▶ **TASK TO COMPLETE**
The answer must be one number: how many lines of the records contain "your".

▶ **INFORMATION SHOWN**

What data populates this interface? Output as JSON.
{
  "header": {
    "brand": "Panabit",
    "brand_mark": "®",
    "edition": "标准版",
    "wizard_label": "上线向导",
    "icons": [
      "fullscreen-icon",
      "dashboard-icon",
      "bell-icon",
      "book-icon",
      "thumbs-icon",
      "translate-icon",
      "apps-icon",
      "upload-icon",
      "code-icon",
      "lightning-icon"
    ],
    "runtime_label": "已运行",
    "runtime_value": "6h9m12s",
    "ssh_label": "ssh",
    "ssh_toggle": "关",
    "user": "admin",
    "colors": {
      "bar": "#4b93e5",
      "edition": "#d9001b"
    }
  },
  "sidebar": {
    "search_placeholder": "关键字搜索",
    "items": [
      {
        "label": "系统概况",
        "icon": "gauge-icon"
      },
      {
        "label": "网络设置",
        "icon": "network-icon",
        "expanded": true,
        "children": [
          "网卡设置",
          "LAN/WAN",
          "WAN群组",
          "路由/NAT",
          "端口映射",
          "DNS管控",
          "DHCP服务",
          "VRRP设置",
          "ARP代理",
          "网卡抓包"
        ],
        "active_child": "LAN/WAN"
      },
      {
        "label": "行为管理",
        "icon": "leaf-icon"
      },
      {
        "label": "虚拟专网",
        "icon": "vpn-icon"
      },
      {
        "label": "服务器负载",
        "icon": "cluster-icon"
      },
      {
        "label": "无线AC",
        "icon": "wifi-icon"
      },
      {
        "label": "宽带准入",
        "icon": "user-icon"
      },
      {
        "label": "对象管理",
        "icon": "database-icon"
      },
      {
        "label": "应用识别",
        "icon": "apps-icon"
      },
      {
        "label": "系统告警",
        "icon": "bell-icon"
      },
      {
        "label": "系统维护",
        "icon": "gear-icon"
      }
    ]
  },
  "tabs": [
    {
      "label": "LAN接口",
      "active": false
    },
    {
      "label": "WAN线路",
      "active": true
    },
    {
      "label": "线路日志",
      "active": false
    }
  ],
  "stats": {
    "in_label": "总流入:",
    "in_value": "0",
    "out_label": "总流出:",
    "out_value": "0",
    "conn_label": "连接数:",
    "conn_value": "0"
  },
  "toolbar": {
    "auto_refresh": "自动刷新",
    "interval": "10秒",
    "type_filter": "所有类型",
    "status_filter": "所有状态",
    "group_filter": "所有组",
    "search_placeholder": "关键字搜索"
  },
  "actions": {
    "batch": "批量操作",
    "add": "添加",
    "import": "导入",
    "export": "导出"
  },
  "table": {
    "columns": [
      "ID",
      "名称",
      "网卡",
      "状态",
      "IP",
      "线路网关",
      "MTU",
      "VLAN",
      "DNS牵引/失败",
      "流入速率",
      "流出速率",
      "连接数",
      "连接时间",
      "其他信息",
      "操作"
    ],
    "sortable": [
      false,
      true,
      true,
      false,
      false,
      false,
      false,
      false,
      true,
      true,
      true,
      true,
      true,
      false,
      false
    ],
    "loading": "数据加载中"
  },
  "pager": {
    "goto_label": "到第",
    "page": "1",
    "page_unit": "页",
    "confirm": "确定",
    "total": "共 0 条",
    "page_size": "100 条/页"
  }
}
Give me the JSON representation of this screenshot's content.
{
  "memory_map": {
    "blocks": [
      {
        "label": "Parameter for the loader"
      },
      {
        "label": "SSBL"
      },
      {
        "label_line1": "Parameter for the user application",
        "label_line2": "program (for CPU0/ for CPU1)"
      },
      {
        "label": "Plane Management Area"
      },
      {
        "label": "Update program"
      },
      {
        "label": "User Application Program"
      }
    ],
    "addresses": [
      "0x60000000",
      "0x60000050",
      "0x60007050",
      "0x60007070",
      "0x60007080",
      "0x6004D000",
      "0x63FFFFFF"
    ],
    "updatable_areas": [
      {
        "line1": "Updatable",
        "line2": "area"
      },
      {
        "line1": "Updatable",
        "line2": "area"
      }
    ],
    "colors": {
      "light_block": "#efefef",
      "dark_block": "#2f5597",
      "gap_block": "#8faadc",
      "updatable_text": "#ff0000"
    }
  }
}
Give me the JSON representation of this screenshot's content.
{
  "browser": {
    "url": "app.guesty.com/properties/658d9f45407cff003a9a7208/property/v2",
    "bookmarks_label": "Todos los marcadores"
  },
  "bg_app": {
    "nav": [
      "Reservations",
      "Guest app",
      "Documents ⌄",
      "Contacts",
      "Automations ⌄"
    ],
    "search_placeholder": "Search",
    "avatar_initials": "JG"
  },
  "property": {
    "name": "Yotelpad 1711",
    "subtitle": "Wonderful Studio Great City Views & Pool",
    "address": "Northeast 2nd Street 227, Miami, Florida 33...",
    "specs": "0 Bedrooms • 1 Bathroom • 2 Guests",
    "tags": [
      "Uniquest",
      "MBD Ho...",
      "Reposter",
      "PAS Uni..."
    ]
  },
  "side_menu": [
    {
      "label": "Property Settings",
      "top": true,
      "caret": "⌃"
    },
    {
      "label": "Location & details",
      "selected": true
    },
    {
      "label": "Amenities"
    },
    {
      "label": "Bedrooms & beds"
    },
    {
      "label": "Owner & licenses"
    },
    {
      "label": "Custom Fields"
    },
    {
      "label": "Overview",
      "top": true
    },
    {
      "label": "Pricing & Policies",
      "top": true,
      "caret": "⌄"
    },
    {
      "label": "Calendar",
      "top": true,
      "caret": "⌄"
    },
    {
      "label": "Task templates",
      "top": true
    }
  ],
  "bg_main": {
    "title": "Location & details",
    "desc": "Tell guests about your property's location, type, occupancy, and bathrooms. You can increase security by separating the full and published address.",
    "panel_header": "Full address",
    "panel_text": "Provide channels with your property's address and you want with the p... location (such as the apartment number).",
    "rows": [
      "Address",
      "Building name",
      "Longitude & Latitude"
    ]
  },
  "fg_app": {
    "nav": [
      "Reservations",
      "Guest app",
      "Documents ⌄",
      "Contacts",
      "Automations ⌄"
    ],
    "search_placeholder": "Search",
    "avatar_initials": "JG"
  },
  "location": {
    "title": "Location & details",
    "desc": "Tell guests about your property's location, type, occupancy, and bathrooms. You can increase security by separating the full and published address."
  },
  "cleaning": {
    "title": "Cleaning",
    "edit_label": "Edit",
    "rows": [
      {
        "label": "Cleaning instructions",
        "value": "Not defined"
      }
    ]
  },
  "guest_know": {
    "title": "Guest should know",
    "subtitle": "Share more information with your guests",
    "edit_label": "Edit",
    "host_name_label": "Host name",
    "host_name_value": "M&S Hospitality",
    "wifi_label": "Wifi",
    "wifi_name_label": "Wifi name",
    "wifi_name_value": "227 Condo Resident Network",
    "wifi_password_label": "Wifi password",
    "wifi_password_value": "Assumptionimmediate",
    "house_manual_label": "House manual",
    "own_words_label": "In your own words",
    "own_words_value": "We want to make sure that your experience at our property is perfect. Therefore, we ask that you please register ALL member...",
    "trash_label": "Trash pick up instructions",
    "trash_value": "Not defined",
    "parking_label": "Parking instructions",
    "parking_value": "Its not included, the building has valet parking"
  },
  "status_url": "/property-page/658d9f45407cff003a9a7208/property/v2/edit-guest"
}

▶ **TASK ANSWER**
6